━━━ Records shown ━━━
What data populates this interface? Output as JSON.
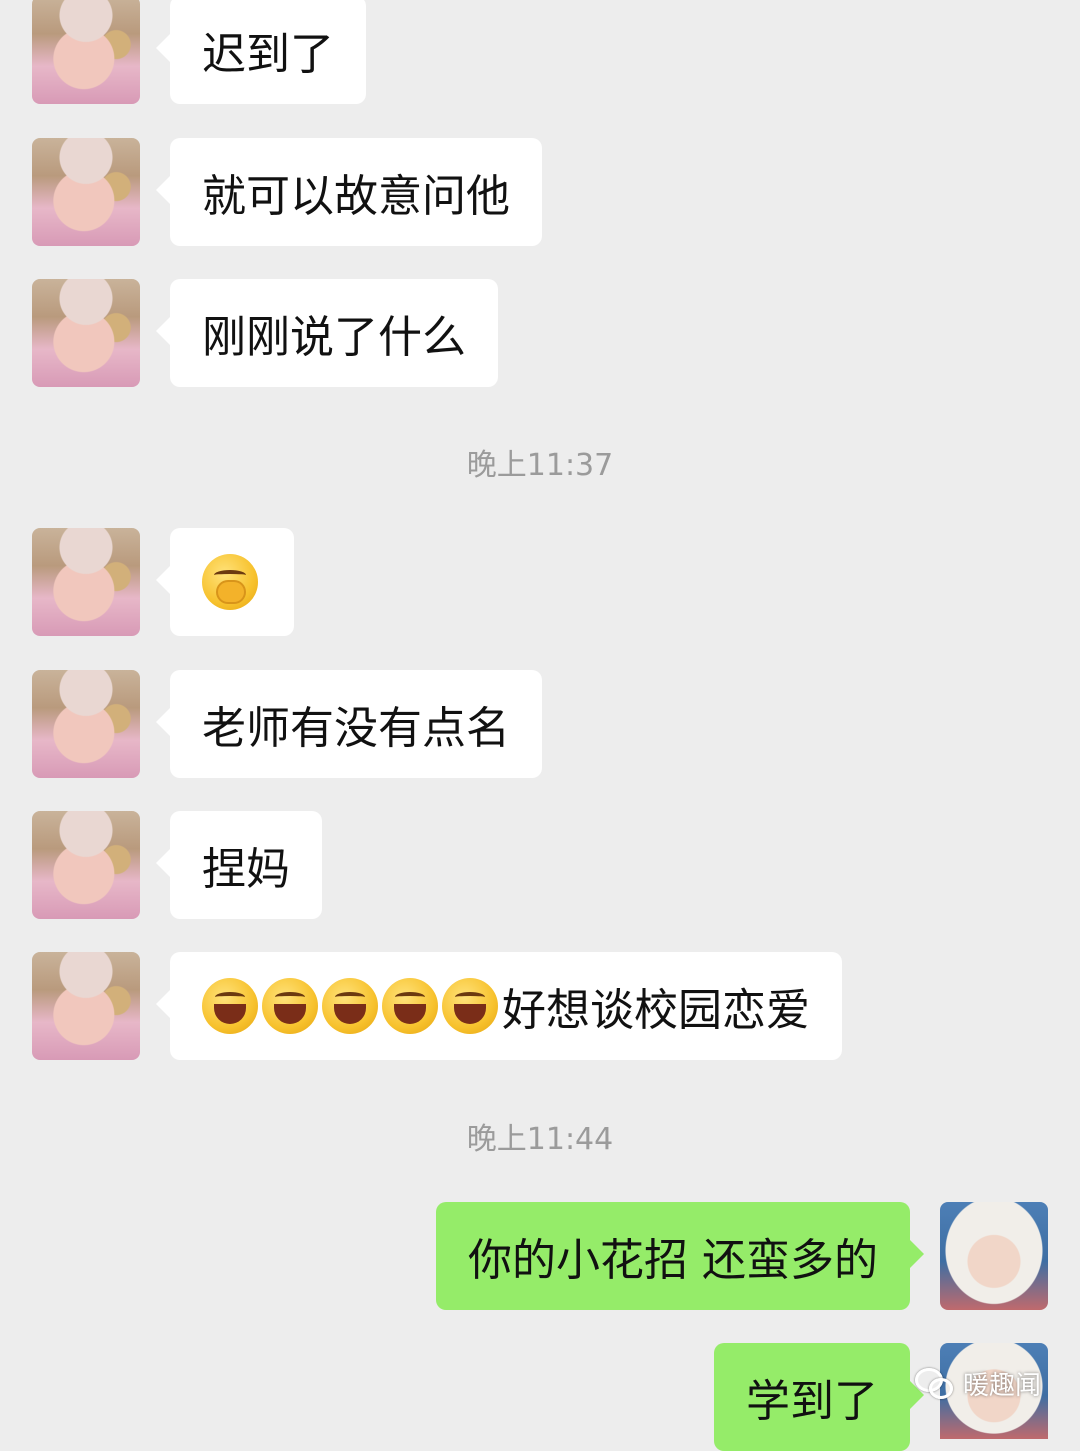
{
  "chat": {
    "messages": [
      {
        "side": "left",
        "text": "迟到了"
      },
      {
        "side": "left",
        "text": "就可以故意问他"
      },
      {
        "side": "left",
        "text": "刚刚说了什么"
      },
      {
        "side": "left",
        "emoji": "covering-mouth-emoji"
      },
      {
        "side": "left",
        "text": "老师有没有点名"
      },
      {
        "side": "left",
        "text": "捏妈"
      },
      {
        "side": "left",
        "emoji_count": 5,
        "emoji": "laughing-emoji",
        "text": "好想谈校园恋爱"
      },
      {
        "side": "right",
        "text": "你的小花招 还蛮多的"
      },
      {
        "side": "right",
        "text": "学到了"
      }
    ],
    "timestamps": [
      "晚上11:37",
      "晚上11:44"
    ]
  },
  "colors": {
    "background": "#ededed",
    "incoming_bubble": "#ffffff",
    "outgoing_bubble": "#95ec69",
    "timestamp": "#9b9b9b"
  },
  "watermark": {
    "text": "暖趣闻",
    "icon": "wechat-logo-icon"
  }
}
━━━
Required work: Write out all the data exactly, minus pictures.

Task result:
What data populates this interface? Output as JSON.
{
  "chat": {
    "messages": [
      {
        "side": "left",
        "text": "迟到了"
      },
      {
        "side": "left",
        "text": "就可以故意问他"
      },
      {
        "side": "left",
        "text": "刚刚说了什么"
      },
      {
        "side": "left",
        "emoji": "covering-mouth-emoji"
      },
      {
        "side": "left",
        "text": "老师有没有点名"
      },
      {
        "side": "left",
        "text": "捏妈"
      },
      {
        "side": "left",
        "emoji_count": 5,
        "emoji": "laughing-emoji",
        "text": "好想谈校园恋爱"
      },
      {
        "side": "right",
        "text": "你的小花招 还蛮多的"
      },
      {
        "side": "right",
        "text": "学到了"
      }
    ],
    "timestamps": [
      "晚上11:37",
      "晚上11:44"
    ]
  },
  "colors": {
    "background": "#ededed",
    "incoming_bubble": "#ffffff",
    "outgoing_bubble": "#95ec69",
    "timestamp": "#9b9b9b"
  },
  "watermark": {
    "text": "暖趣闻",
    "icon": "wechat-logo-icon"
  }
}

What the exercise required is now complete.